• YOUR GOAL: Each entry needs to be duplicated exactly.

• SOURCE MATERIAL:

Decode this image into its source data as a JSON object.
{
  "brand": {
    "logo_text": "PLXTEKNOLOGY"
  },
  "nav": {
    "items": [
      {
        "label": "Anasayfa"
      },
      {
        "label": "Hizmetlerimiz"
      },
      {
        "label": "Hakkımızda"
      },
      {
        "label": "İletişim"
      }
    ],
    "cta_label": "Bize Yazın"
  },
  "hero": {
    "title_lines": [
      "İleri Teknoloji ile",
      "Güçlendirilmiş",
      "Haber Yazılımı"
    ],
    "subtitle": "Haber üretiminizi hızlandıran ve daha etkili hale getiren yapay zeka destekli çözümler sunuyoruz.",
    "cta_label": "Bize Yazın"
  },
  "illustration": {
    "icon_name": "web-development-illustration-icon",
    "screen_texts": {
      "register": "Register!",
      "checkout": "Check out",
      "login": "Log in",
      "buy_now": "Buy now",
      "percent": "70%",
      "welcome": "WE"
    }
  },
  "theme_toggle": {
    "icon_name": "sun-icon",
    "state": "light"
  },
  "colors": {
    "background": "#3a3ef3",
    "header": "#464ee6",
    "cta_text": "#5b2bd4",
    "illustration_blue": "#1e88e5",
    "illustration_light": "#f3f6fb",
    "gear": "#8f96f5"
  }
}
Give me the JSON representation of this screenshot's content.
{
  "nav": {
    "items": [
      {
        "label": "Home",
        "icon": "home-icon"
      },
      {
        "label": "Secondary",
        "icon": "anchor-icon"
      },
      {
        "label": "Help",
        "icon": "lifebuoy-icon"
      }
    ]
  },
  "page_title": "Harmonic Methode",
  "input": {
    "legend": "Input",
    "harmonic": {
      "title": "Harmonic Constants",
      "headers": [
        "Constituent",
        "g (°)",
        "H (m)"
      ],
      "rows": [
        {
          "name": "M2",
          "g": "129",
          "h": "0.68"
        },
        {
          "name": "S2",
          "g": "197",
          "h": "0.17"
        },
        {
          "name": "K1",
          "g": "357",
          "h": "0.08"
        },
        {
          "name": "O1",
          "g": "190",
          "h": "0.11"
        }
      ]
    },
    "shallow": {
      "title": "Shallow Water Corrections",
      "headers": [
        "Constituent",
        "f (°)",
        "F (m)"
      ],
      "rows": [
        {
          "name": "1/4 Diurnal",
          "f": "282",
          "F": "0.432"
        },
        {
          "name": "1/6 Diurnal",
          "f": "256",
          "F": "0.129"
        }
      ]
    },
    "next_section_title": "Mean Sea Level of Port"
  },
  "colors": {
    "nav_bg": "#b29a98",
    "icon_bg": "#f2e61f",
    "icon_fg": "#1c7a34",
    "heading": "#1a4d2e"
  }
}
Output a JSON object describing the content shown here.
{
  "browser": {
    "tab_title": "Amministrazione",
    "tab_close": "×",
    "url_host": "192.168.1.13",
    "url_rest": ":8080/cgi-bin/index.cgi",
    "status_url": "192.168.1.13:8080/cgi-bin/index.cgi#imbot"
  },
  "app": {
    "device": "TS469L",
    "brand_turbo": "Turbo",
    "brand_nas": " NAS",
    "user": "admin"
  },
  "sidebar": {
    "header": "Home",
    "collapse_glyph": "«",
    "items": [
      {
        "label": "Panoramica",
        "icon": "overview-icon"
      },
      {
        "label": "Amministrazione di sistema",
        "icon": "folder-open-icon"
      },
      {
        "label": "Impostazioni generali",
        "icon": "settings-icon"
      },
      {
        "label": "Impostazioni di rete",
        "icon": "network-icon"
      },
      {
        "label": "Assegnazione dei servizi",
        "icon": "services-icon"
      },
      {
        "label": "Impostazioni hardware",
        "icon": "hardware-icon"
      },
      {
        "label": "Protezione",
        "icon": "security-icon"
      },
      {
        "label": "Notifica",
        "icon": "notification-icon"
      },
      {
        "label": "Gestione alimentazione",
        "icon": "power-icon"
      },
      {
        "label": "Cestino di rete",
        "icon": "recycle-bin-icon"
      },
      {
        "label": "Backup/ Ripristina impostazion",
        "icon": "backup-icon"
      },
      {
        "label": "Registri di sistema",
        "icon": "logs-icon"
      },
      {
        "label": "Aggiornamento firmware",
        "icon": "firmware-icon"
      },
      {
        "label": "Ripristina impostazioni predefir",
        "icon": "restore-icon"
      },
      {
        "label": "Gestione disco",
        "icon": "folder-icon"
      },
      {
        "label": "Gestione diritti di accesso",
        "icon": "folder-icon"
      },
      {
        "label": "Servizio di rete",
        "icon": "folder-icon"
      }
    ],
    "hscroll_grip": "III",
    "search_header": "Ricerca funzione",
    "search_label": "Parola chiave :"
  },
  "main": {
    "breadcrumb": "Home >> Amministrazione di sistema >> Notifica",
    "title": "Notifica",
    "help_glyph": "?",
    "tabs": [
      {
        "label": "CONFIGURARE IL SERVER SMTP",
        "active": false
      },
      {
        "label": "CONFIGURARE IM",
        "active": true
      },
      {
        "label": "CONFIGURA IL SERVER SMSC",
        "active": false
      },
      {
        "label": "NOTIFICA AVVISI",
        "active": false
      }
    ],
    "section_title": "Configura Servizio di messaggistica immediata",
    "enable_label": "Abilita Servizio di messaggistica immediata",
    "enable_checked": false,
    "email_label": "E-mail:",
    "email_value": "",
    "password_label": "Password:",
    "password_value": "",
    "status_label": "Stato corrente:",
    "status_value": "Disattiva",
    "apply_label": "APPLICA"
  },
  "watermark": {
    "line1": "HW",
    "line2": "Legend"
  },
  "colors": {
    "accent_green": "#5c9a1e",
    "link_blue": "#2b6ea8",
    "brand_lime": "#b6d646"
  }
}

• ANSWER TO THIS PROBLEM:
Decode this image into its source data as a JSON object.
{
  "brand": {
    "logo_text": "PLXTEKNOLOGY"
  },
  "nav": {
    "items": [
      {
        "label": "Anasayfa"
      },
      {
        "label": "Hizmetlerimiz"
      },
      {
        "label": "Hakkımızda"
      },
      {
        "label": "İletişim"
      }
    ],
    "cta_label": "Bize Yazın"
  },
  "hero": {
    "title_lines": [
      "İleri Teknoloji ile",
      "Güçlendirilmiş",
      "Haber Yazılımı"
    ],
    "subtitle": "Haber üretiminizi hızlandıran ve daha etkili hale getiren yapay zeka destekli çözümler sunuyoruz.",
    "cta_label": "Bize Yazın"
  },
  "illustration": {
    "icon_name": "web-development-illustration-icon",
    "screen_texts": {
      "register": "Register!",
      "checkout": "Check out",
      "login": "Log in",
      "buy_now": "Buy now",
      "percent": "70%",
      "welcome": "WE"
    }
  },
  "theme_toggle": {
    "icon_name": "sun-icon",
    "state": "light"
  },
  "colors": {
    "background": "#3a3ef3",
    "header": "#464ee6",
    "cta_text": "#5b2bd4",
    "illustration_blue": "#1e88e5",
    "illustration_light": "#f3f6fb",
    "gear": "#8f96f5"
  }
}
Give me the JSON representation of this screenshot's content.
{
  "nav": {
    "items": [
      {
        "label": "Home",
        "icon": "home-icon"
      },
      {
        "label": "Secondary",
        "icon": "anchor-icon"
      },
      {
        "label": "Help",
        "icon": "lifebuoy-icon"
      }
    ]
  },
  "page_title": "Harmonic Methode",
  "input": {
    "legend": "Input",
    "harmonic": {
      "title": "Harmonic Constants",
      "headers": [
        "Constituent",
        "g (°)",
        "H (m)"
      ],
      "rows": [
        {
          "name": "M2",
          "g": "129",
          "h": "0.68"
        },
        {
          "name": "S2",
          "g": "197",
          "h": "0.17"
        },
        {
          "name": "K1",
          "g": "357",
          "h": "0.08"
        },
        {
          "name": "O1",
          "g": "190",
          "h": "0.11"
        }
      ]
    },
    "shallow": {
      "title": "Shallow Water Corrections",
      "headers": [
        "Constituent",
        "f (°)",
        "F (m)"
      ],
      "rows": [
        {
          "name": "1/4 Diurnal",
          "f": "282",
          "F": "0.432"
        },
        {
          "name": "1/6 Diurnal",
          "f": "256",
          "F": "0.129"
        }
      ]
    },
    "next_section_title": "Mean Sea Level of Port"
  },
  "colors": {
    "nav_bg": "#b29a98",
    "icon_bg": "#f2e61f",
    "icon_fg": "#1c7a34",
    "heading": "#1a4d2e"
  }
}
Output a JSON object describing the content shown here.
{
  "browser": {
    "tab_title": "Amministrazione",
    "tab_close": "×",
    "url_host": "192.168.1.13",
    "url_rest": ":8080/cgi-bin/index.cgi",
    "status_url": "192.168.1.13:8080/cgi-bin/index.cgi#imbot"
  },
  "app": {
    "device": "TS469L",
    "brand_turbo": "Turbo",
    "brand_nas": " NAS",
    "user": "admin"
  },
  "sidebar": {
    "header": "Home",
    "collapse_glyph": "«",
    "items": [
      {
        "label": "Panoramica",
        "icon": "overview-icon"
      },
      {
        "label": "Amministrazione di sistema",
        "icon": "folder-open-icon"
      },
      {
        "label": "Impostazioni generali",
        "icon": "settings-icon"
      },
      {
        "label": "Impostazioni di rete",
        "icon": "network-icon"
      },
      {
        "label": "Assegnazione dei servizi",
        "icon": "services-icon"
      },
      {
        "label": "Impostazioni hardware",
        "icon": "hardware-icon"
      },
      {
        "label": "Protezione",
        "icon": "security-icon"
      },
      {
        "label": "Notifica",
        "icon": "notification-icon"
      },
      {
        "label": "Gestione alimentazione",
        "icon": "power-icon"
      },
      {
        "label": "Cestino di rete",
        "icon": "recycle-bin-icon"
      },
      {
        "label": "Backup/ Ripristina impostazion",
        "icon": "backup-icon"
      },
      {
        "label": "Registri di sistema",
        "icon": "logs-icon"
      },
      {
        "label": "Aggiornamento firmware",
        "icon": "firmware-icon"
      },
      {
        "label": "Ripristina impostazioni predefir",
        "icon": "restore-icon"
      },
      {
        "label": "Gestione disco",
        "icon": "folder-icon"
      },
      {
        "label": "Gestione diritti di accesso",
        "icon": "folder-icon"
      },
      {
        "label": "Servizio di rete",
        "icon": "folder-icon"
      }
    ],
    "hscroll_grip": "III",
    "search_header": "Ricerca funzione",
    "search_label": "Parola chiave :"
  },
  "main": {
    "breadcrumb": "Home >> Amministrazione di sistema >> Notifica",
    "title": "Notifica",
    "help_glyph": "?",
    "tabs": [
      {
        "label": "CONFIGURARE IL SERVER SMTP",
        "active": false
      },
      {
        "label": "CONFIGURARE IM",
        "active": true
      },
      {
        "label": "CONFIGURA IL SERVER SMSC",
        "active": false
      },
      {
        "label": "NOTIFICA AVVISI",
        "active": false
      }
    ],
    "section_title": "Configura Servizio di messaggistica immediata",
    "enable_label": "Abilita Servizio di messaggistica immediata",
    "enable_checked": false,
    "email_label": "E-mail:",
    "email_value": "",
    "password_label": "Password:",
    "password_value": "",
    "status_label": "Stato corrente:",
    "status_value": "Disattiva",
    "apply_label": "APPLICA"
  },
  "watermark": {
    "line1": "HW",
    "line2": "Legend"
  },
  "colors": {
    "accent_green": "#5c9a1e",
    "link_blue": "#2b6ea8",
    "brand_lime": "#b6d646"
  }
}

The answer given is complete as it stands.